Given that tests exist which more accurately assess parenting, it is suggested that data be gathered from such tests rather than purely from traditional tests. It is also expected that information will be gathered from alternative sources of information, such as interviews, observations, record review, and psychological testing will be used as a supplement to this information. Traditional tests should be used for their intended purposes only. When they are used, they should be used in conjunction with other materials and interpreted appropriately.

References:

Abidin, R. (1990). Parenting Stress Index (3rd ed.). Odessa, FL: Psychological Assessment Resources.
 
Allison, J. (1998). Review of the Parenting Stress Index. In J. Conoley & J. Imapara (Eds.). The twelfth mental measurements yearbook (pp.722-723). Lincoln: University of Nebraska Press.
 
Bricklin, B. (1999). The contribution of psychological tests to child custody evaluations. In R. Galatzer-Levy & L. Kraus (Eds.). The scientific basis of child custody decisions (pp. 120-156). New York: John Wiley
 
Ellis, E. (2000). Divorce Wars: Interventions with families in conflict. Washington, DC: American Psychological Association.
 
Gerard, (1994). Parent-Child Relationship Inventory (PCRI) manual. Los Angeles, CA: Western Psychological Services.
 
Heinze, M. & Grisso, T. (1996). Review of instruments assessing parenting competencies used in child custody determination. Behavioral Sciences and the Law, 14, 293-313.
 
Keilin, W., & Bloom, L. (1986). Child custody evaluation practices: A survey of experienced professionals. Professional Psychology: Research and Practice, 17, 338-346.
 
Teleki, J., Powell, J., and Dodder, R. (1982). Factor analysis of reports of parental behavior in children living in divorced and married families.

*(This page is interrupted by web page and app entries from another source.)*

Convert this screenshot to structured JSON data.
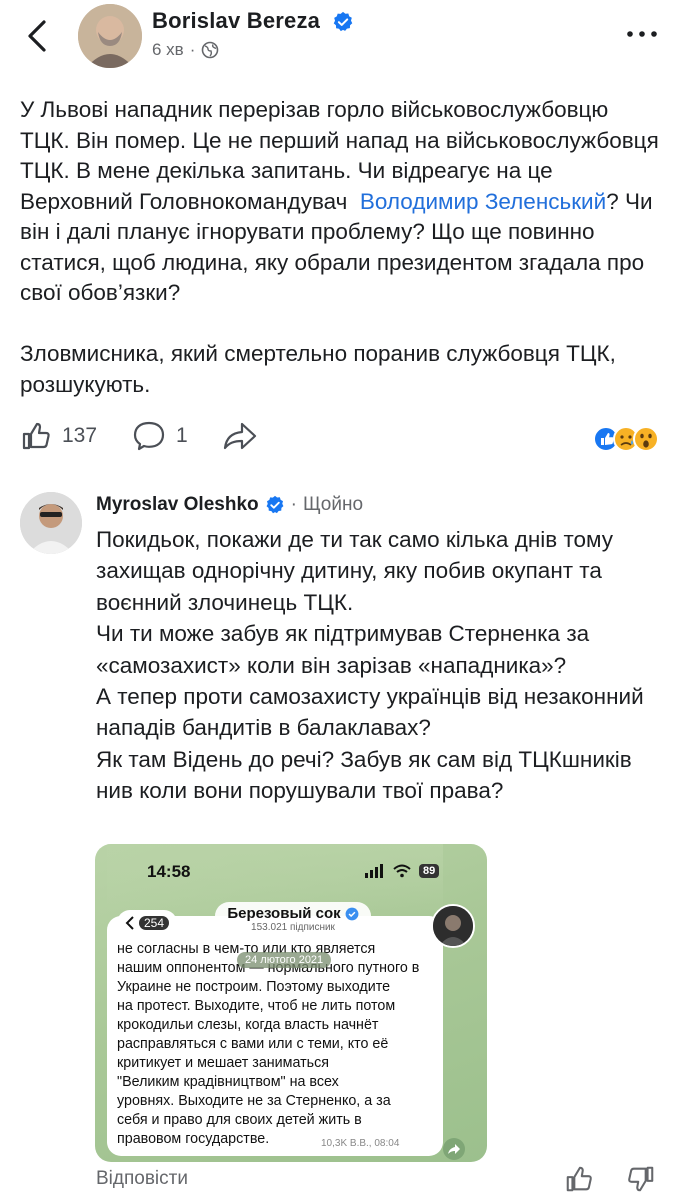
{
  "header": {
    "back_label": "Back",
    "author": "Borislav Bereza",
    "time": "6 хв"
  },
  "post": {
    "text_before": "У Львові нападник перерізав горло військовослужбовцю ТЦК. Він помер. Це не перший напад на військовослужбовця ТЦК. В мене декілька запитань. Чи відреагує на це Верховний Головнокомандувач  ",
    "mention": "Володимир Зеленський",
    "text_after": "? Чи він і далі планує ігнорувати проблему? Що ще повинно статися, щоб людина, яку обрали президентом згадала про свої обов’язки?\n\nЗловмисника, який смертельно поранив службовця ТЦК, розшукують."
  },
  "actions": {
    "likes": "137",
    "comments": "1"
  },
  "comment": {
    "author": "Myroslav Oleshko",
    "dot": "·",
    "time": "Щойно",
    "text": "Покидьок, покажи де ти так само кілька днів тому захищав однорічну дитину, яку побив окупант та воєнний злочинець ТЦК.\nЧи ти може забув як підтримував Стерненка за «самозахист» коли він зарізав «нападника»?\nА тепер проти самозахисту українців від незаконний нападів бандитів в балаклавах?\nЯк там Відень до речі? Забув як сам від ТЦКшників нив коли вони порушували твої права?",
    "reply_label": "Відповісти"
  },
  "screenshot": {
    "time": "14:58",
    "battery": "89",
    "back_count": "254",
    "channel_name": "Березовый сок",
    "subscribers": "153.021 підписник",
    "date_badge": "24 лютого 2021",
    "text": "не согласны в чем-то или кто является\nнашим оппонентом — нормального путного в\nУкраине не построим. Поэтому выходите\nна протест. Выходите, чтоб не лить потом\nкрокодильи слезы, когда власть начнёт\nрасправляться с вами или с теми, кто её\nкритикует и мешает заниматься\n\"Великим крадівництвом\" на всех\nуровнях. Выходите не за Стерненко, а за\nсебя и право для своих детей жить в\nправовом государстве.",
    "views": "10,3K В.В., 08:04"
  },
  "colors": {
    "link": "#216fdb",
    "verified": "#1877f2",
    "secondary_text": "#65676b"
  }
}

Journal of Psychology, 112, 295-302.
 
 Wrightsman, L. (2005). Forensic Psychology. Belmont, CA:Wadsworth.
 
At Lepage Associates we conduct custody and parental capacity evaluations. Click here for more information about the psychologists at Lepage Associates.
Groups for
Children and Adults
 
 
Codependency Group
 

Lunch and Learn Free Seminar Series

 Accepting Responsibility for Oneself
 
WEDNESDAY -June 3rd:- Presented by Dr. Gloria Edmonds
 
Dr. Edmonds is a guest speaker and local author. She will help clarify what it means to accept responsibility for oneself, how to promote responsibility in others, and how accepting responsibility impacts behavior. This is a good resource for adults transitioning in life as well as for parents who want to help their children transition into adulthood. 
Lepage Associates
Lepage Associates
Solution-Based
Psychological and Psychiatric Services
 
 
919-572-0000